As part of my job, I give many talks to gardeners and landowners on how to attract wildlife to backyards. Part of the program always leads towards a discussion on whether or not to keep domestic cats outdoors. Most biologists, including myself, recommend keeping cats indoors. There are an estimated 148-188 million domestic cats in the U.S. Several published studies have documented the predation of native wildlife by domestic cats. A recent study published in the journal Nature Communications estimated the annual toll to exceed 20 billion animals each year with the vast majority being wildlife (that is, very few house mice and rats).
In full disclosure, when I was young we kept and cared for several cats (1-4 in a year) outdoors over the years. We fed and watered them and had them “fixed”. Despite this, I witnessed them bring home baby rabbits, shrews, and chipmunks. Occasionally, some would hang out by the bird feeder. Back then we thought they helped control pests around the home and yard. So the cost of a few critters over the years was alright because how much damage could a few cats do, right? Wrong.
I didn’t know any better then, but I do now. America’s domestic cats kill between 1.4 to 3.7 billion birds each year.
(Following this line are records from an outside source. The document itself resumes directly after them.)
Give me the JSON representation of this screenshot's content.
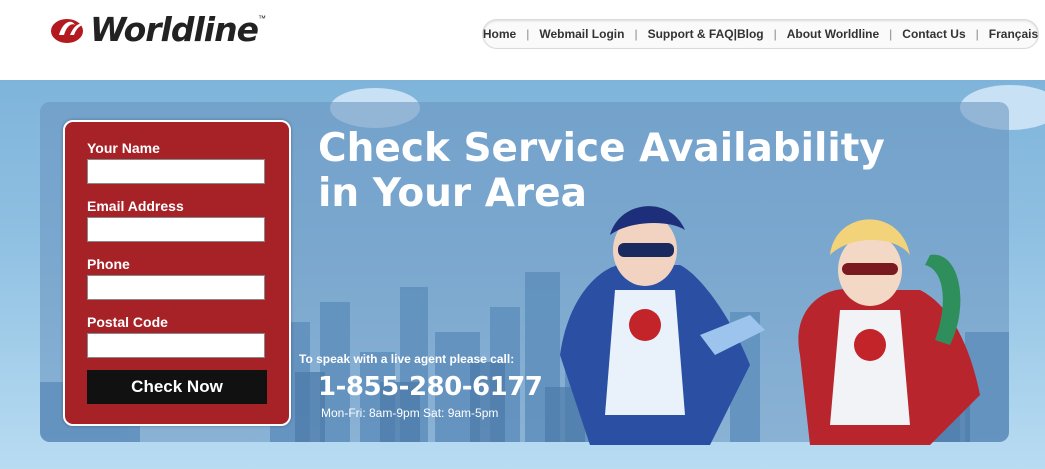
{
  "brand": {
    "name": "Worldline",
    "tm": "™"
  },
  "nav": {
    "items": [
      {
        "label": "Home"
      },
      {
        "label": "Webmail Login"
      },
      {
        "label": "Support & FAQ|Blog"
      },
      {
        "label": "About Worldline"
      },
      {
        "label": "Contact Us"
      },
      {
        "label": "Français"
      }
    ]
  },
  "form": {
    "name_label": "Your Name",
    "email_label": "Email Address",
    "phone_label": "Phone",
    "postal_label": "Postal Code",
    "name_value": "",
    "email_value": "",
    "phone_value": "",
    "postal_value": "",
    "submit_label": "Check Now"
  },
  "hero": {
    "headline_line1": "Check Service Availability",
    "headline_line2": "in Your Area",
    "agent_text": "To speak with a live agent please call:",
    "phone": "1-855-280-6177",
    "hours": "Mon-Fri: 8am-9pm Sat: 9am-5pm"
  },
  "colors": {
    "brand_red": "#a72226",
    "sky_blue": "#7fb4da",
    "button_black": "#111111"
  }
}
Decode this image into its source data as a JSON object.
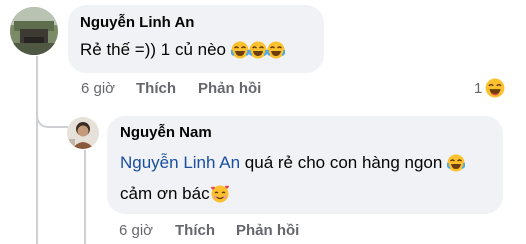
{
  "comment": {
    "author": "Nguyễn Linh An",
    "text": "Rẻ thế =)) 1 củ nèo",
    "time": "6 giờ",
    "like_label": "Thích",
    "reply_label": "Phản hồi",
    "reaction_count": "1"
  },
  "reply": {
    "author": "Nguyễn Nam",
    "mention": "Nguyễn Linh An",
    "text_line1": "quá rẻ cho con hàng ngon",
    "text_line2": "cảm ơn bác",
    "time": "6 giờ",
    "like_label": "Thích",
    "reply_label": "Phản hồi"
  },
  "icons": {
    "laughing": "face-with-tears-of-joy-icon",
    "smiling_hearts": "smiling-face-with-hearts-icon",
    "reaction": "haha-reaction-icon"
  },
  "colors": {
    "bubble": "#f0f2f5",
    "mention": "#1a4fa0",
    "meta": "#65676b",
    "emoji": "#fbc12e"
  }
}
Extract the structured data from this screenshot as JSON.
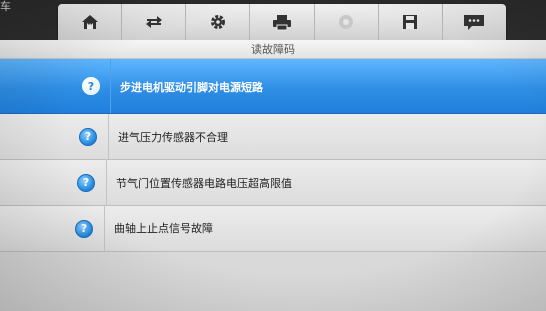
{
  "corner_text": "车",
  "toolbar": {
    "buttons": [
      {
        "icon": "home-icon"
      },
      {
        "icon": "vehicle-swap-icon"
      },
      {
        "icon": "gear-icon"
      },
      {
        "icon": "printer-icon"
      },
      {
        "icon": "help-disabled-icon"
      },
      {
        "icon": "save-icon"
      },
      {
        "icon": "message-icon"
      }
    ]
  },
  "page": {
    "title": "读故障码"
  },
  "fault_codes": {
    "items": [
      {
        "label": "步进电机驱动引脚对电源短路",
        "selected": true
      },
      {
        "label": "进气压力传感器不合理",
        "selected": false
      },
      {
        "label": "节气门位置传感器电路电压超高限值",
        "selected": false
      },
      {
        "label": "曲轴上止点信号故障",
        "selected": false
      }
    ],
    "help_glyph": "?"
  },
  "colors": {
    "selected_row": "#2f8fe6",
    "row": "#e4e4e4",
    "toolbar": "#e0e0e0",
    "icon": "#333333"
  }
}
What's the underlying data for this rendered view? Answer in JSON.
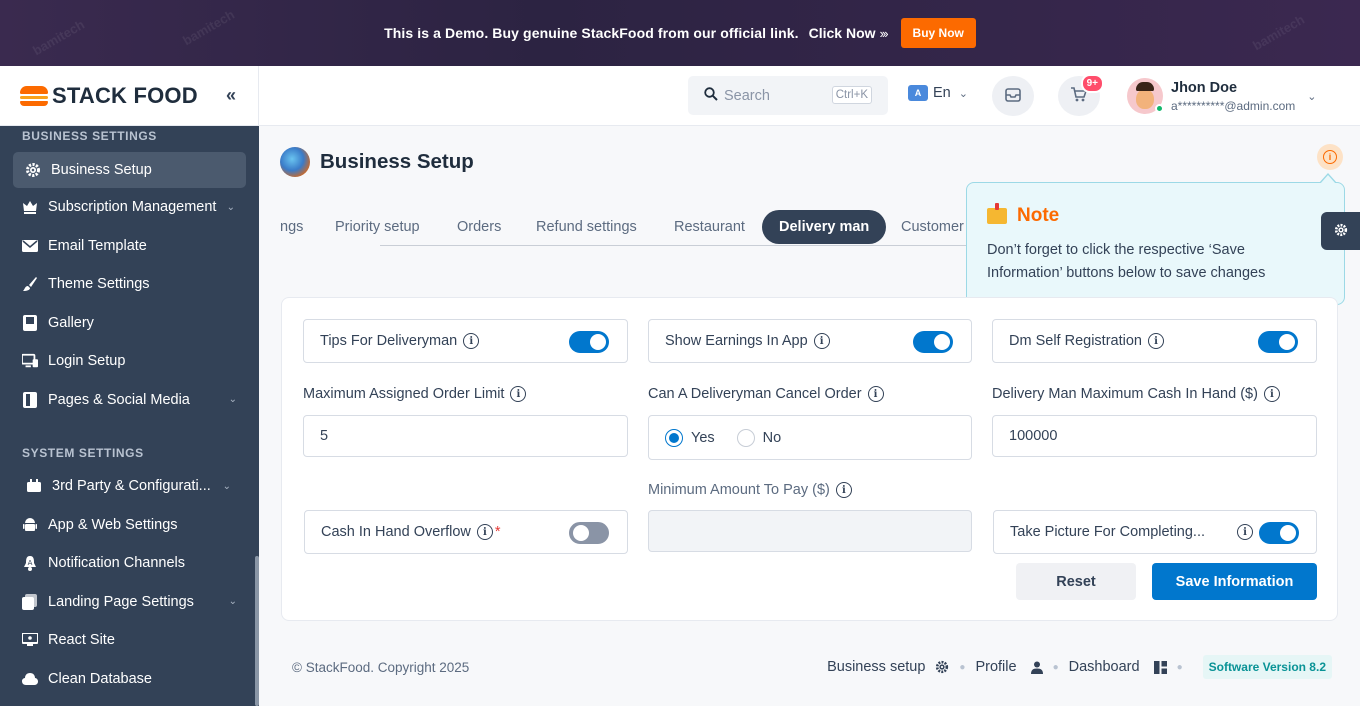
{
  "banner": {
    "text": "This is a Demo. Buy genuine StackFood from our official link.",
    "link": "Click Now",
    "arrows": "›››",
    "buy_label": "Buy Now",
    "watermark": "bamitech"
  },
  "brand": {
    "name": "STACK FOOD",
    "collapse_icon": "«"
  },
  "sidebar": {
    "sections": [
      {
        "title": "BUSINESS SETTINGS",
        "items": [
          {
            "label": "Business Setup",
            "icon": "gear-icon",
            "active": true
          },
          {
            "label": "Subscription Management",
            "icon": "subscription-icon",
            "chevron": true
          },
          {
            "label": "Email Template",
            "icon": "email-icon"
          },
          {
            "label": "Theme Settings",
            "icon": "brush-icon"
          },
          {
            "label": "Gallery",
            "icon": "gallery-icon"
          },
          {
            "label": "Login Setup",
            "icon": "login-icon"
          },
          {
            "label": "Pages & Social Media",
            "icon": "pages-icon",
            "chevron": true
          }
        ]
      },
      {
        "title": "SYSTEM SETTINGS",
        "items": [
          {
            "label": "3rd Party & Configurati...",
            "icon": "plugin-icon",
            "chevron": true
          },
          {
            "label": "App & Web Settings",
            "icon": "android-icon"
          },
          {
            "label": "Notification Channels",
            "icon": "bell-icon"
          },
          {
            "label": "Landing Page Settings",
            "icon": "landing-icon",
            "chevron": true
          },
          {
            "label": "React Site",
            "icon": "react-icon"
          },
          {
            "label": "Clean Database",
            "icon": "database-icon"
          }
        ]
      }
    ]
  },
  "topbar": {
    "search_placeholder": "Search",
    "search_shortcut": "Ctrl+K",
    "language": "En",
    "cart_badge": "9+",
    "user_name": "Jhon Doe",
    "user_email": "a**********@admin.com"
  },
  "page": {
    "title": "Business Setup",
    "tabs": [
      "ngs",
      "Priority setup",
      "Orders",
      "Refund settings",
      "Restaurant",
      "Delivery man",
      "Customer"
    ],
    "active_tab": "Delivery man"
  },
  "note": {
    "title": "Note",
    "body": "Don’t forget to click the respective ‘Save Information’ buttons below to save changes"
  },
  "form": {
    "tips_label": "Tips For Deliveryman",
    "tips_on": true,
    "earnings_label": "Show Earnings In App",
    "earnings_on": true,
    "self_reg_label": "Dm Self Registration",
    "self_reg_on": true,
    "max_order_label": "Maximum Assigned Order Limit",
    "max_order_value": "5",
    "cancel_label": "Can A Deliveryman Cancel Order",
    "cancel_yes": "Yes",
    "cancel_no": "No",
    "cancel_selected": "Yes",
    "cash_hand_label": "Delivery Man Maximum Cash In Hand ($)",
    "cash_hand_value": "100000",
    "min_pay_label": "Minimum Amount To Pay ($)",
    "min_pay_value": "",
    "overflow_label": "Cash In Hand Overflow",
    "overflow_required": "*",
    "overflow_on": false,
    "picture_label": "Take Picture For Completing...",
    "picture_on": true,
    "reset_label": "Reset",
    "save_label": "Save Information",
    "info_glyph": "i"
  },
  "footer": {
    "copyright": "© StackFood. Copyright 2025",
    "links": [
      "Business setup",
      "Profile",
      "Dashboard"
    ],
    "version": "Software Version 8.2"
  }
}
This new estimate exceeds annual mortality rates by birds caused by pesticide poisonings or from collisions with windows, communication towers or vehicles according to an article published in Science News. Why isn’t more attention paid to this issue? Dealing with feral and domestic cats can be a tricky problem, and it often becomes a social issue with neighbors. Last year, my neighbors took in a cat they found. It turned out she was pregnant and she had a litter. The good news is they did the responsible thing and had them all fixed. They gave one away to another family, but have had problems finding homes for the rest. In the meantime, they have free access to the outdoors. Even though they have the best intentions, I still have found them chasing squirrels in my yard, sitting under my hummingbird feeder, killing a bird in their yard, and chasing a chipmunk up the side of a house.
There really is no easy answer to this dilemma. In the short term, responsible pet ownership is a start but it doesn’t help deal with the 60 million or more feral cats that run free in the U.S. An excellent publication on cats and their management was published but the University of Nebraska-Lincoln Extension and can be found at, Feral Cats and Their Management.